• Problem statement:
From the records below, work out how many lines contain "kind". Reply with that number alone.

[[ Supplied material open ]]

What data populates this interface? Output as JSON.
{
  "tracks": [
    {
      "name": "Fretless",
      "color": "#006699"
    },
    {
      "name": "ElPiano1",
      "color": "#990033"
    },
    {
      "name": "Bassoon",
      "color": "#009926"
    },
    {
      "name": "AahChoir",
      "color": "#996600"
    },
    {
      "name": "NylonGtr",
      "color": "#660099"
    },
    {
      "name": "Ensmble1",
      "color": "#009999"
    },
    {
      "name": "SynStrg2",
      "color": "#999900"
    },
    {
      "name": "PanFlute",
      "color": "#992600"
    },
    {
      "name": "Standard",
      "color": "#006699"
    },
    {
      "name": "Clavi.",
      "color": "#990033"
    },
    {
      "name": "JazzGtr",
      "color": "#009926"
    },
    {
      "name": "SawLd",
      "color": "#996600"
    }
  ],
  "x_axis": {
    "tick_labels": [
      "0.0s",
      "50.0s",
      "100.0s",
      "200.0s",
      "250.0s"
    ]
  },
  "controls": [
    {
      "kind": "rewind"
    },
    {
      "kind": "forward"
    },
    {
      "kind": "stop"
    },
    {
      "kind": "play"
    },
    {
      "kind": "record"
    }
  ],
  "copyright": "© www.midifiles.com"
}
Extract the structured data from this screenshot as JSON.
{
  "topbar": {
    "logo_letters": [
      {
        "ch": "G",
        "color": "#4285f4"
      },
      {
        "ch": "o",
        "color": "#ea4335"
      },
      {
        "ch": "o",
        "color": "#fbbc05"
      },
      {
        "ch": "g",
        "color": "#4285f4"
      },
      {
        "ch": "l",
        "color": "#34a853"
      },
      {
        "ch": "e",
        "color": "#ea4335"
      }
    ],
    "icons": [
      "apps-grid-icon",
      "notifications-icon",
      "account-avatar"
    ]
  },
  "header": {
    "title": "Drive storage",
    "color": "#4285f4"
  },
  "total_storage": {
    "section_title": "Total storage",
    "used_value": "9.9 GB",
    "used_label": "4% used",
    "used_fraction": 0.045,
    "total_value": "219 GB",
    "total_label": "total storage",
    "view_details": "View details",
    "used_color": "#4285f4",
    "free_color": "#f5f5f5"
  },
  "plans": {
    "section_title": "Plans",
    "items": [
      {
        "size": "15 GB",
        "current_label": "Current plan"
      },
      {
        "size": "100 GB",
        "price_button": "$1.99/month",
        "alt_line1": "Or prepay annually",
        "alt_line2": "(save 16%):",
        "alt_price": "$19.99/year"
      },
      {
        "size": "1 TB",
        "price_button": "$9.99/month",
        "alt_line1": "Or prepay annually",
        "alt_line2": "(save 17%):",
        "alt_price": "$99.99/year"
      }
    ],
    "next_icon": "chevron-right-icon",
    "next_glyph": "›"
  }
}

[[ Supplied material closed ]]

• Task solution:
5